◆ Supplied entries:
--

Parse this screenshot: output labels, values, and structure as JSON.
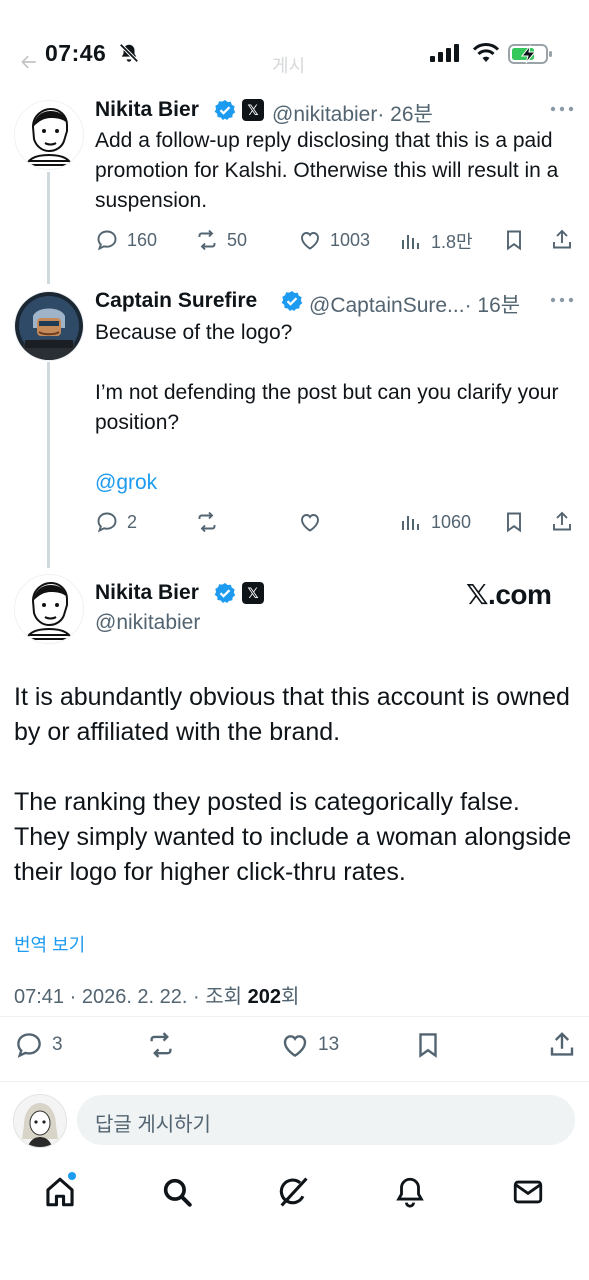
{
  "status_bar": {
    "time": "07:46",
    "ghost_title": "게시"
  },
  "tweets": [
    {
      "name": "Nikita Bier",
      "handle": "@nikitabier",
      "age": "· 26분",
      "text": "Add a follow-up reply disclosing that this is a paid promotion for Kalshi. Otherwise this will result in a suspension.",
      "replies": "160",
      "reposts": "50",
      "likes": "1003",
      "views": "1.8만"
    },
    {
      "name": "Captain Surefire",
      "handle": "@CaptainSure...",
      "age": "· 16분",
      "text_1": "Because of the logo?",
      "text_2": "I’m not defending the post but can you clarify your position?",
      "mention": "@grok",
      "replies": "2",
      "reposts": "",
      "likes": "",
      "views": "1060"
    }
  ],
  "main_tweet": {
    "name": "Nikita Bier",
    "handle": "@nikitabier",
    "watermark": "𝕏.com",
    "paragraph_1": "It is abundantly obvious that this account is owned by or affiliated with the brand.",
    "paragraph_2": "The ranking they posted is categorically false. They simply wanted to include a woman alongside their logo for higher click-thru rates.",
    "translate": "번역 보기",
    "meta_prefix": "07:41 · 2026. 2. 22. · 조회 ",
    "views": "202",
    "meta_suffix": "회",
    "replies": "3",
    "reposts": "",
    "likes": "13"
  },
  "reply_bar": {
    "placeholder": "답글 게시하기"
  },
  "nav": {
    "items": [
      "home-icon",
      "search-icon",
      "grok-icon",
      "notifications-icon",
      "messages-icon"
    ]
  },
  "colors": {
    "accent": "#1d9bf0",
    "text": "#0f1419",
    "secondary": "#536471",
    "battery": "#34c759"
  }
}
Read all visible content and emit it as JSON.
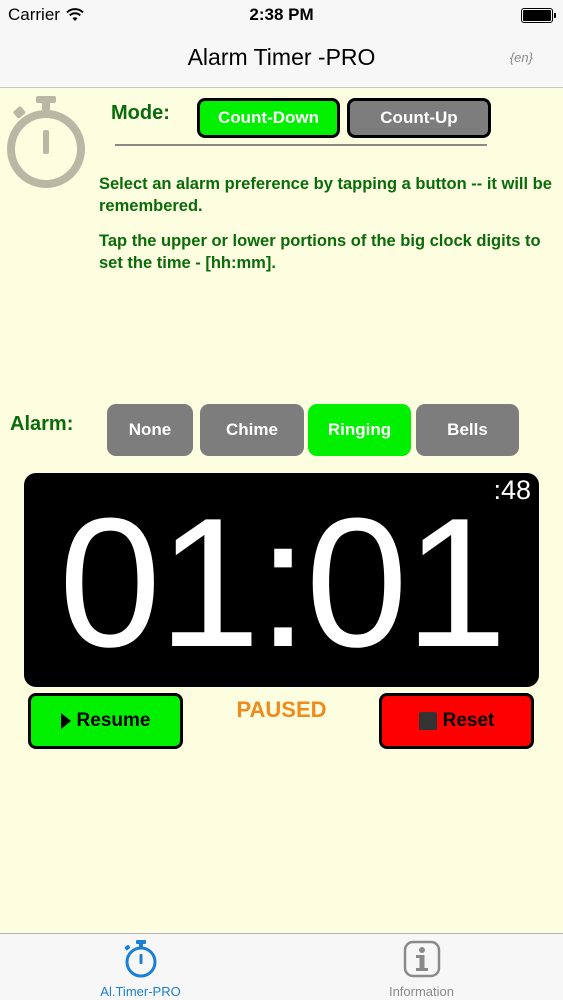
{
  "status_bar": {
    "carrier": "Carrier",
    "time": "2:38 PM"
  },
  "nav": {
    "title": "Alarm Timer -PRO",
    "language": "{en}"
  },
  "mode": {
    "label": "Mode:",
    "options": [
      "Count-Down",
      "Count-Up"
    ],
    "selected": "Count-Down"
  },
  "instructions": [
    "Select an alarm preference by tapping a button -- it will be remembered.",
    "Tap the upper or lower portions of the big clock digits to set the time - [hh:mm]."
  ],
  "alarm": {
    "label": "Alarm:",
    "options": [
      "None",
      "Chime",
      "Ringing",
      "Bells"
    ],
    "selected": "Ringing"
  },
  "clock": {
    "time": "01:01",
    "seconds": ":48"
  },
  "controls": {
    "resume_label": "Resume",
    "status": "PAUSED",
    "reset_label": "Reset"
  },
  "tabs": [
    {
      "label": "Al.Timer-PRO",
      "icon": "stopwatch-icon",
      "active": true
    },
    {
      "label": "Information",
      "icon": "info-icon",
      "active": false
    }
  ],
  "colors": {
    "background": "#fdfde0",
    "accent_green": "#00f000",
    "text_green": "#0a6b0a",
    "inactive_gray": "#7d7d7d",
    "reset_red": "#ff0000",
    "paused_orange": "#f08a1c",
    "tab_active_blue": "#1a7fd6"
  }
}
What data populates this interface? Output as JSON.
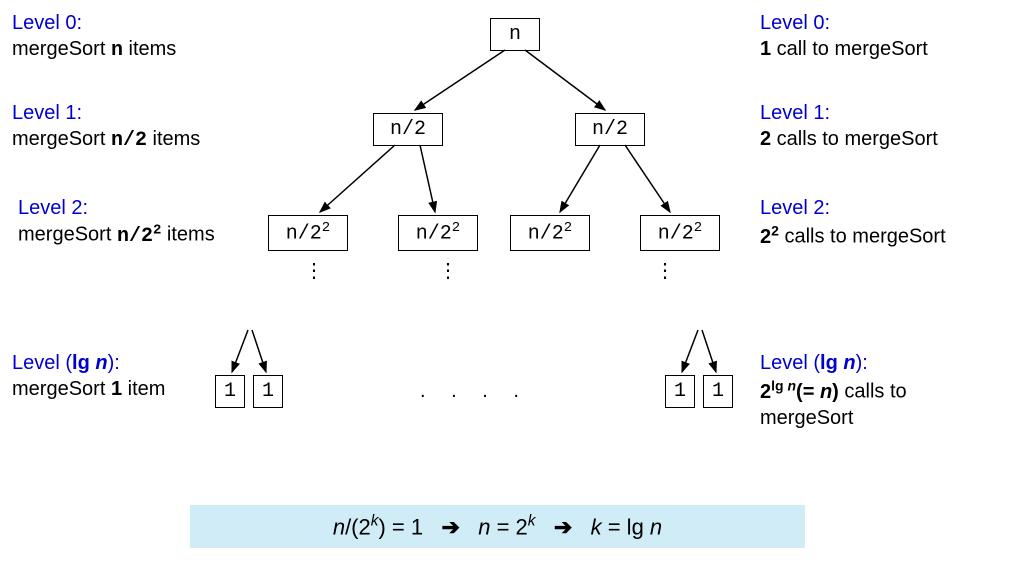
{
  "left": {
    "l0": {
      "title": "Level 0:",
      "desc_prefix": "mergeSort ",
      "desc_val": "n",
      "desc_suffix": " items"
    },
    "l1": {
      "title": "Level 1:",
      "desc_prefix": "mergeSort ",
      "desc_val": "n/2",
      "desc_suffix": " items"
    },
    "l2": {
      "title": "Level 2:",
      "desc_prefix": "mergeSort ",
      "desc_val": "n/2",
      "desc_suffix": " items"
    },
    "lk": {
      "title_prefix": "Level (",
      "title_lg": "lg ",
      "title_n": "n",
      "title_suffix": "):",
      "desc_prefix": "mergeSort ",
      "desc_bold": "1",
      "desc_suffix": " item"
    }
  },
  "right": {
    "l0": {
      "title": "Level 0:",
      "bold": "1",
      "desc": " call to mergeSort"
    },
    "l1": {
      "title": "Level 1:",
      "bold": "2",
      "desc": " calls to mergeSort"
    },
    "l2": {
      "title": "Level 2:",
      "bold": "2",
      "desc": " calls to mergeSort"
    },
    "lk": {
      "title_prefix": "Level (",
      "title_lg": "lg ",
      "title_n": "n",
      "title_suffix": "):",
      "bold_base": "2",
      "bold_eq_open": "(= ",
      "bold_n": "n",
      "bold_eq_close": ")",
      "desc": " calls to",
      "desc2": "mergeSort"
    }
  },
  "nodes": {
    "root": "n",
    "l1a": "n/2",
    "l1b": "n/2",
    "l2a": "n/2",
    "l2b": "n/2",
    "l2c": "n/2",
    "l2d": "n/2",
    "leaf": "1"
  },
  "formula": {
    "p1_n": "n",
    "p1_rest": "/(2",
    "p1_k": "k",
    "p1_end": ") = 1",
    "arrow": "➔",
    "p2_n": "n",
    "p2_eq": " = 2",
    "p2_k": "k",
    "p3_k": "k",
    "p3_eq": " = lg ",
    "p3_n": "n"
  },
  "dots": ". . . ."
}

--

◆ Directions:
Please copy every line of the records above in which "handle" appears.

◆ Reply:
      "handle": "@nikitabier",
      "handle": "@CaptainSure...",
    "handle": "@nikitabier",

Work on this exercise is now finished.